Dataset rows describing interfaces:
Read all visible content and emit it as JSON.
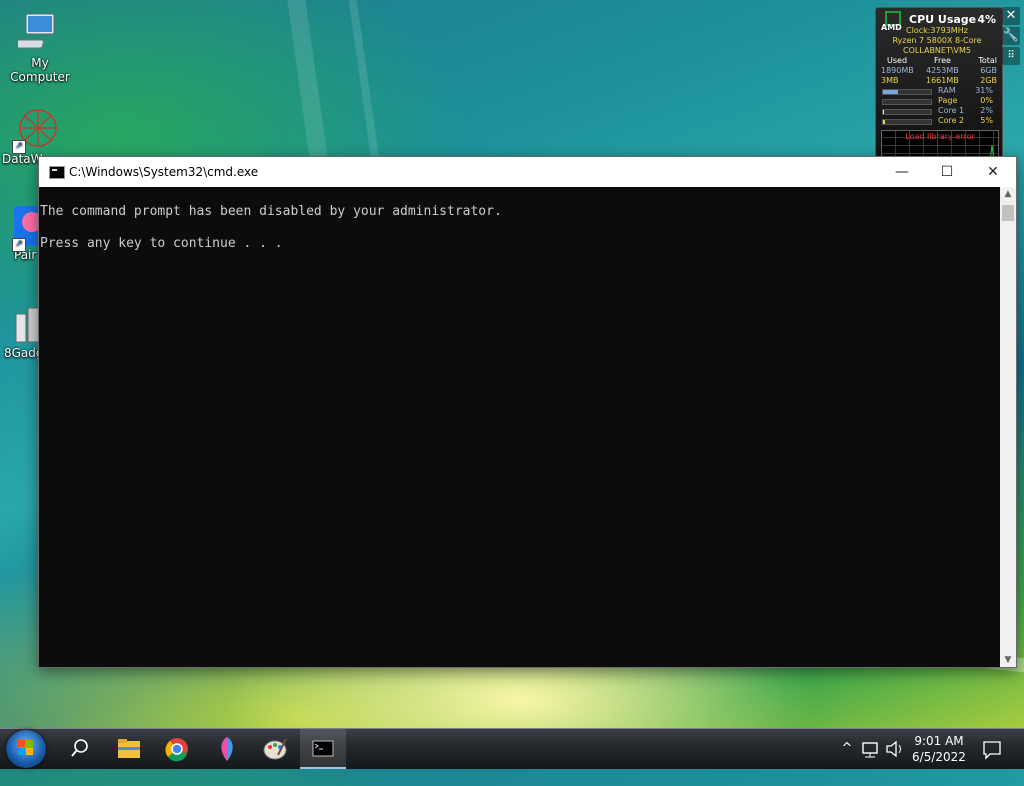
{
  "desktop": {
    "icons": [
      {
        "label": "My Computer"
      },
      {
        "label": "DataW"
      },
      {
        "label": "Pair"
      },
      {
        "label": "8Gadg"
      }
    ]
  },
  "gadget": {
    "brand": "AMD",
    "title": "CPU Usage",
    "cpu_percent": "4%",
    "clock": "Clock:3793MHz",
    "processor": "Ryzen 7 5800X 8-Core",
    "host": "COLLABNET\\VM5",
    "mem_headers": [
      "Used",
      "Free",
      "Total"
    ],
    "mem_row1": [
      "1890MB",
      "4253MB",
      "6GB"
    ],
    "mem_row2": [
      "3MB",
      "1661MB",
      "2GB"
    ],
    "meters": [
      {
        "label": "RAM",
        "value": "31%",
        "fill": 0.31
      },
      {
        "label": "Page",
        "value": "0%",
        "fill": 0.0
      },
      {
        "label": "Core 1",
        "value": "2%",
        "fill": 0.02
      },
      {
        "label": "Core 2",
        "value": "5%",
        "fill": 0.05
      }
    ],
    "graph_error": "Load library error"
  },
  "window": {
    "title": "C:\\Windows\\System32\\cmd.exe",
    "minimize": "—",
    "maximize": "☐",
    "close": "✕",
    "lines": [
      "The command prompt has been disabled by your administrator.",
      "Press any key to continue . . ."
    ]
  },
  "taskbar": {
    "tray_chevron": "^",
    "clock_time": "9:01 AM",
    "clock_date": "6/5/2022"
  }
}
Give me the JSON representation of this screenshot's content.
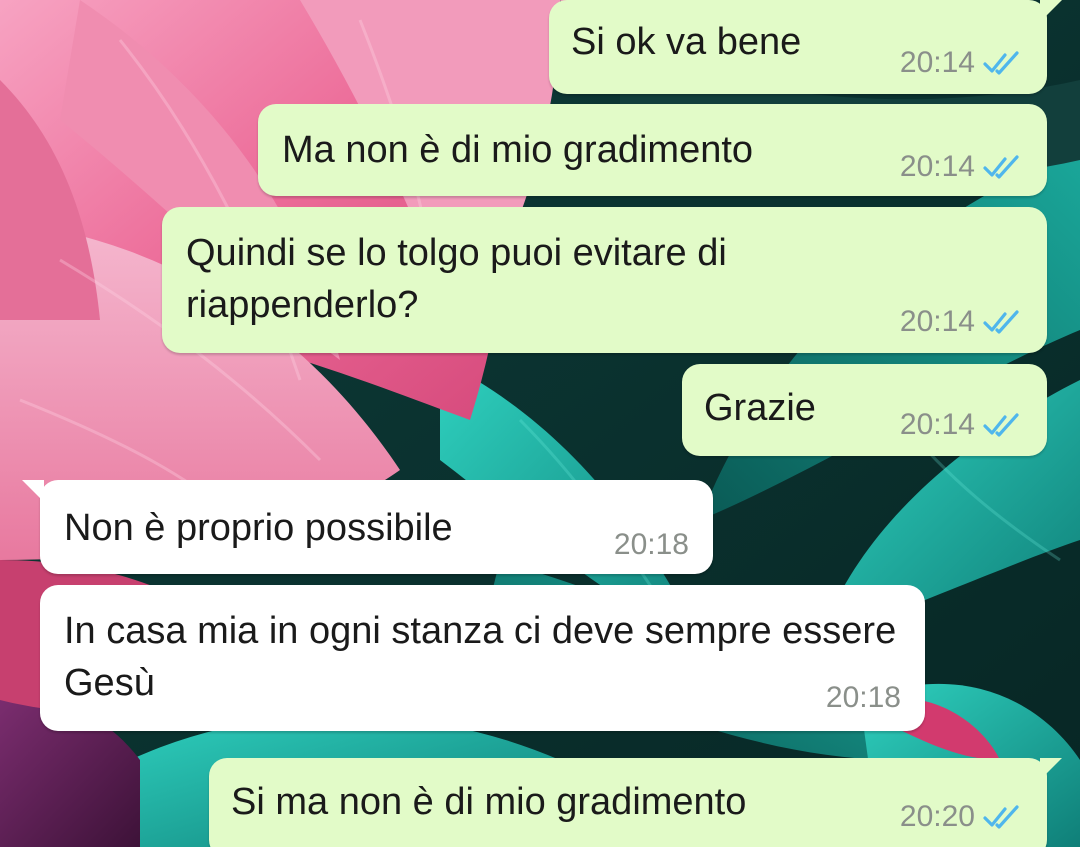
{
  "colors": {
    "outgoing_bubble": "#e2fbc8",
    "incoming_bubble": "#ffffff",
    "read_ticks": "#4fb6ec",
    "timestamp": "#8a8f8a",
    "message_text": "#1a1a1a"
  },
  "icons": {
    "read_receipt": "double-check-icon"
  },
  "messages": [
    {
      "direction": "outgoing",
      "text": "Si ok va bene",
      "time": "20:14",
      "status": "read"
    },
    {
      "direction": "outgoing",
      "text": "Ma non è di mio gradimento",
      "time": "20:14",
      "status": "read"
    },
    {
      "direction": "outgoing",
      "text": "Quindi se lo tolgo puoi evitare di riappenderlo?",
      "time": "20:14",
      "status": "read"
    },
    {
      "direction": "outgoing",
      "text": "Grazie",
      "time": "20:14",
      "status": "read"
    },
    {
      "direction": "incoming",
      "text": "Non è proprio possibile",
      "time": "20:18"
    },
    {
      "direction": "incoming",
      "text": "In casa mia in ogni stanza ci deve sempre essere Gesù",
      "time": "20:18"
    },
    {
      "direction": "outgoing",
      "text": "Si ma non è di mio gradimento",
      "time": "20:20",
      "status": "read"
    }
  ]
}
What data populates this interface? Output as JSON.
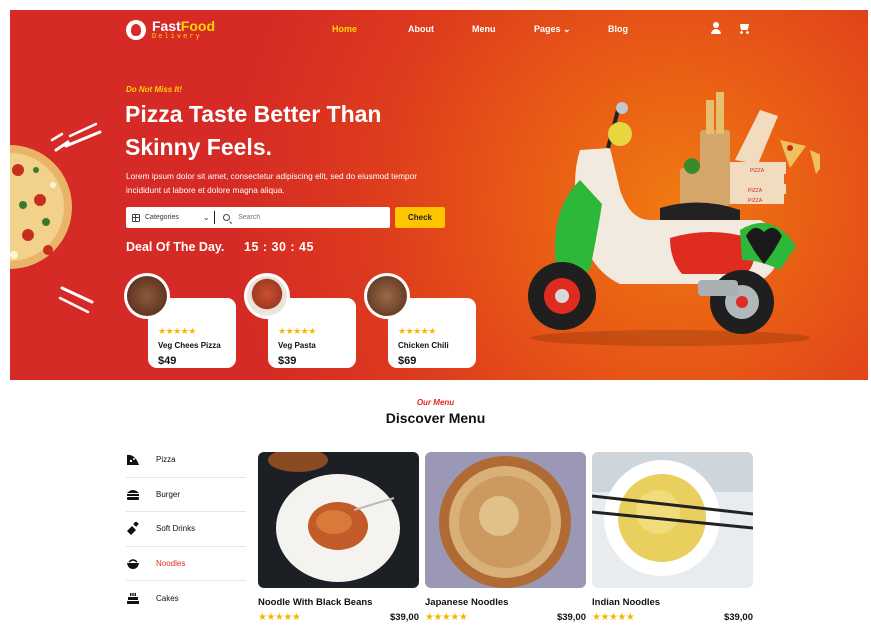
{
  "brand": {
    "name_a": "Fast",
    "name_b": "Food",
    "tagline": "Delivery",
    "accent": "#ffd400",
    "hero_red": "#d52a25"
  },
  "nav": {
    "items": [
      {
        "label": "Home",
        "active": true
      },
      {
        "label": "About"
      },
      {
        "label": "Menu"
      },
      {
        "label": "Pages"
      },
      {
        "label": "Blog"
      }
    ],
    "pages_chevron": "⌄",
    "icons": [
      "user-icon",
      "cart-icon"
    ]
  },
  "hero": {
    "tag": "Do Not Miss It!",
    "title": "Pizza Taste Better Than Skinny Feels.",
    "description": "Lorem ipsum dolor sit amet, consectetur adipiscing elit, sed do eiusmod tempor incididunt ut labore et dolore magna aliqua.",
    "search": {
      "category": "Categories",
      "placeholder": "Search",
      "button": "Check"
    },
    "deal_label": "Deal Of The Day.",
    "countdown": "15 : 30 : 45"
  },
  "deals": [
    {
      "name": "Veg Chees Pizza",
      "price": "$49",
      "rating": 5,
      "stars": "★★★★★"
    },
    {
      "name": "Veg Pasta",
      "price": "$39",
      "rating": 5,
      "stars": "★★★★★"
    },
    {
      "name": "Chicken Chili",
      "price": "$69",
      "rating": 5,
      "stars": "★★★★★"
    }
  ],
  "menu_section": {
    "tag": "Our Menu",
    "title": "Discover Menu",
    "categories": [
      {
        "label": "Pizza",
        "icon": "pizza-icon"
      },
      {
        "label": "Burger",
        "icon": "burger-icon"
      },
      {
        "label": "Soft Drinks",
        "icon": "bottle-icon"
      },
      {
        "label": "Noodles",
        "icon": "bowl-icon",
        "active": true
      },
      {
        "label": "Cakes",
        "icon": "cake-icon"
      }
    ],
    "products": [
      {
        "name": "Noodle With Black Beans",
        "price": "$39,00",
        "rating": 5,
        "stars": "★★★★★"
      },
      {
        "name": "Japanese Noodles",
        "price": "$39,00",
        "rating": 5,
        "stars": "★★★★★"
      },
      {
        "name": "Indian Noodles",
        "price": "$39,00",
        "rating": 5,
        "stars": "★★★★★"
      }
    ]
  }
}
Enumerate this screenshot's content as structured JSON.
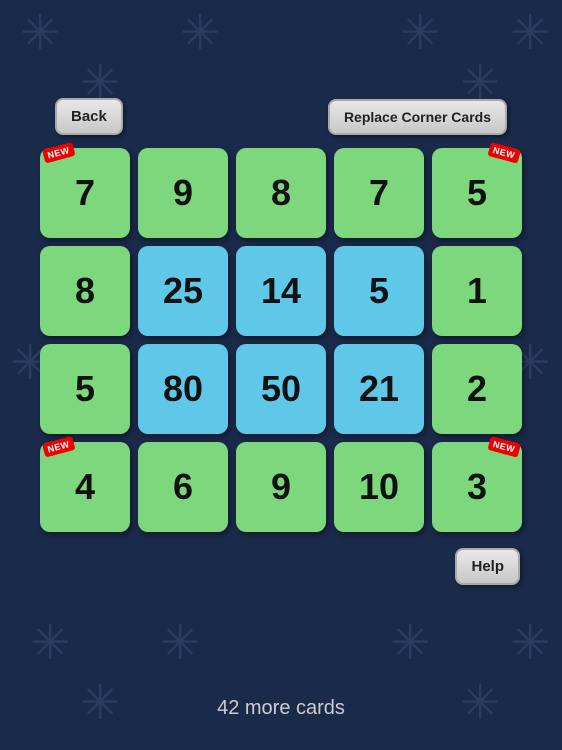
{
  "header": {
    "back_label": "Back",
    "replace_label": "Replace Corner Cards",
    "help_label": "Help"
  },
  "footer": {
    "more_cards": "42 more cards"
  },
  "grid": {
    "rows": [
      [
        {
          "value": "7",
          "color": "green",
          "badge": "new-left"
        },
        {
          "value": "9",
          "color": "green",
          "badge": null
        },
        {
          "value": "8",
          "color": "green",
          "badge": null
        },
        {
          "value": "7",
          "color": "green",
          "badge": null
        },
        {
          "value": "5",
          "color": "green",
          "badge": "new-right"
        }
      ],
      [
        {
          "value": "8",
          "color": "green",
          "badge": null
        },
        {
          "value": "25",
          "color": "blue",
          "badge": null
        },
        {
          "value": "14",
          "color": "blue",
          "badge": null
        },
        {
          "value": "5",
          "color": "blue",
          "badge": null
        },
        {
          "value": "1",
          "color": "green",
          "badge": null
        }
      ],
      [
        {
          "value": "5",
          "color": "green",
          "badge": null
        },
        {
          "value": "80",
          "color": "blue",
          "badge": null
        },
        {
          "value": "50",
          "color": "blue",
          "badge": null
        },
        {
          "value": "21",
          "color": "blue",
          "badge": null
        },
        {
          "value": "2",
          "color": "green",
          "badge": null
        }
      ],
      [
        {
          "value": "4",
          "color": "green",
          "badge": "new-left"
        },
        {
          "value": "6",
          "color": "green",
          "badge": null
        },
        {
          "value": "9",
          "color": "green",
          "badge": null
        },
        {
          "value": "10",
          "color": "green",
          "badge": null
        },
        {
          "value": "3",
          "color": "green",
          "badge": "new-right"
        }
      ]
    ]
  }
}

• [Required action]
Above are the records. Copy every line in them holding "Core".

• [Expected answer]
    "processor": "Ryzen 7 5800X 8-Core",
        "label": "Core 1",
        "label": "Core 2",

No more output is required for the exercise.